The Simple Truth Behind Reading 200 Books a Year From alphabanklog
The Simple Truth Behind Reading 200 Books
When I first found this quote of Buffett’s two years ago, something was wrong.
It was December 2014. I’d found my dream job. Some days, I would be there, sitting at my dream job, and I would think. My god, what if I’m still here in 40 years? I don’t want to die like this…
Something wasn’t right. I’d followed the prescription:
In January of 2015, I found Buffett’s quote. Also I decided to read. I was going to read and read and read and never stop until I got some damn answers.
I didn’t quite make 500 pages a day, but, in these last two years, I’ve read over 400 books, cover to cover. That decision to start reading was one of the most important decisions in my life.
I want to say reading 200 books a year is an amazing thing. But the truth is, it’s not. Anybody can do it.

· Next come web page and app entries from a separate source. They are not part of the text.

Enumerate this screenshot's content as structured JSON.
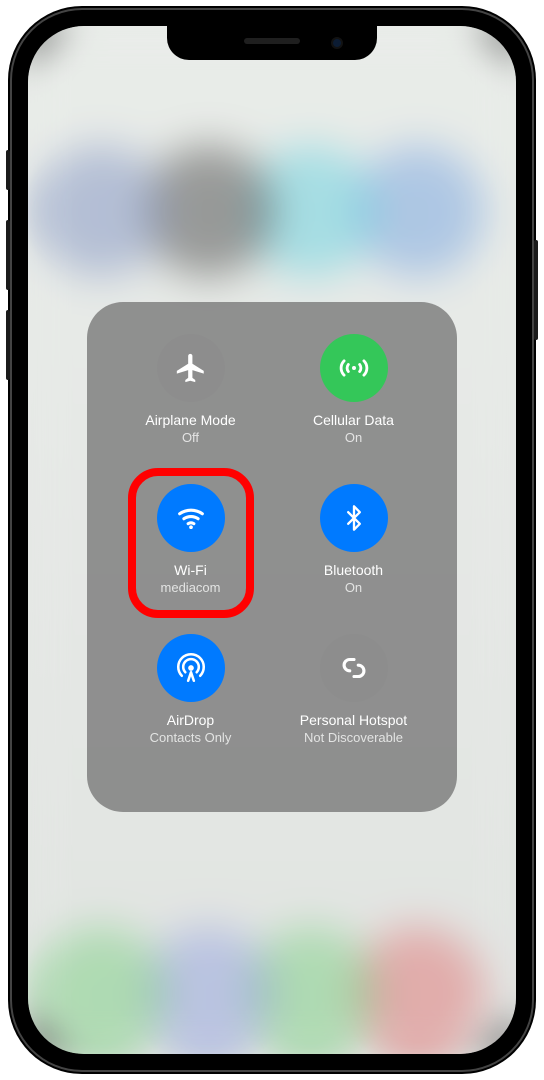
{
  "toggles": {
    "airplane": {
      "title": "Airplane Mode",
      "status": "Off"
    },
    "cellular": {
      "title": "Cellular Data",
      "status": "On"
    },
    "wifi": {
      "title": "Wi-Fi",
      "status": "mediacom"
    },
    "bluetooth": {
      "title": "Bluetooth",
      "status": "On"
    },
    "airdrop": {
      "title": "AirDrop",
      "status": "Contacts Only"
    },
    "hotspot": {
      "title": "Personal Hotspot",
      "status": "Not Discoverable"
    }
  }
}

All it takes is some simple math and the right tools.
1. Do Not Quit Before You Start
Joe will then go on to make up reasons to justify his belief without doing any deep thinking at all. These might include “I’m too busy,” “I’m not smart enough,” or “Books just aren’t for me.”

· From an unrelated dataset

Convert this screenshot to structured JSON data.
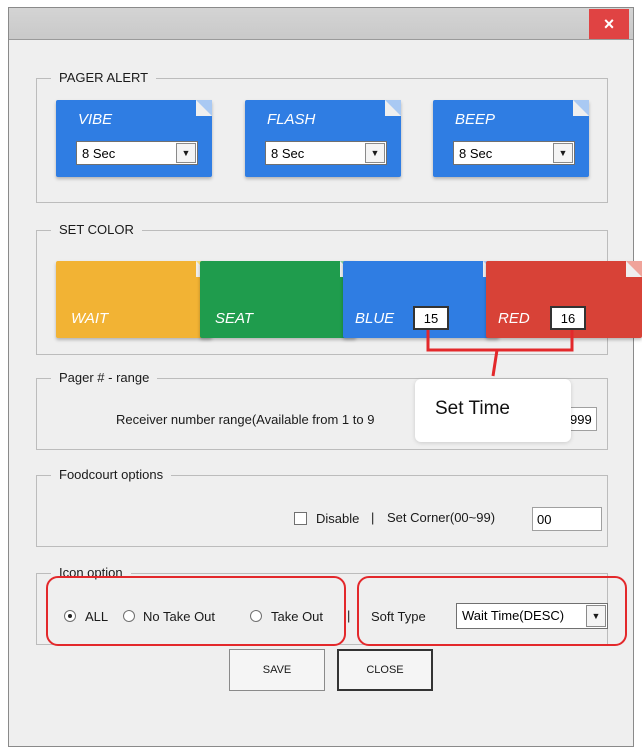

But what if we go a little deeper? For example, what does it actually take to read 200 books a year? Before I began this project two years ago, I stopped to do the math. Here’s what I found: Reading 200 books a year isn’t hard at all.
It’s just like Buffett says. Anyone can do it, but most people won’t.
2. Do The Simple Math
First, let’s look at two quick statistics:
- The average American reads 200-400 words per minute
- A typical non-fiction book has ~50,000 words
Now, all we need are some quick calculations…
200 books * 50,000 words / book = 10 million words
10 million words / 400 wpm = 25,000 minutes
25,000 minutes / 60 = 417 hours
That’s all there is to it. To read 200 books, simply spend 417 hours a year reading.
I know, I know. If your brain is like mine, it probably saw “417 hours” and immediately tried to shut off. Most people only work 40 hours a week! How can we possibly read for 417 hours?
3. Find The Time
Here’s how much time the average American spends on social media and TV in a year:
- 705 hours on social media
- 2737.5 hours on TV
Wow. That’s 3442.5 hours a year spent on TRASH. If those hours were spent reading instead, you could be reading over 1600 books a year!
Here’s the simple truth behind reading a lot of books: It’s not that hard. We have all the time we need. The scary part — the part we all ignore — is that we are too addicted, too weak, and too distracted to do what we all know is important.
All it takes to start reading more is to take “empty time” spent Twitter-stalking celebrities or watching Desperate Housewives and convert some of it to reading time.
The theory is simple. It’s the execution that’s hard.
I’m not so perfect at it yet, but here are some tactics that have helped me get results.
I. Use Environmental Design
If you were quitting cocaine, would you keep it lying around the house? Of course not. Media is designed to be addictive. Moving away from media addiction can be as difficult as quitting drugs.
The biggest bang-for-buck changes here are environmental.
If you want to read, make sure (1) you remove all distractions from your environment and (2) you make books as easy to access as possible.
As an example, here’s my immediate environment:
Images courtesy of author.
The picture on the right is my smartphone desktop. Notice there are only two apps. One of them — the Kindle app — is for reading. The other is for habits… Which brings me to my next point.
II. Upload Habits
If you’re not familiar with habit science, my favorite book on the subject is Tynan’s Superhuman by Habit. It’s infinitely practical, and practical is all I care about.
Getting good at habit-forming took me years. Many of the mistakes I made were avoidable. If I could go back, I’d find a habit coach. Here’s how I see it. One game-changing idea from a good book is worth thousands of dollars. If a coach helps you read ONE more good book a year, you already get your money’s worth. (A shout out to Cherry Jeffs and Nathan Sudds, two coaches that have helped me out a lot.)
III. Go Multi-Medium
If your goal is to read more, you can’t be picky about where you read or what mediums you use. also I read paper books. I read on my phone. I listen to audiobooks. And I do these things everywhere — on park benches, in buses, on the toilet… wherever I can.
Make your reading opportunistic. If you have a chance, take it. If you don’t have a chance, find one.“I read a book one day and my whole life was changed.” — Orhan Pamuk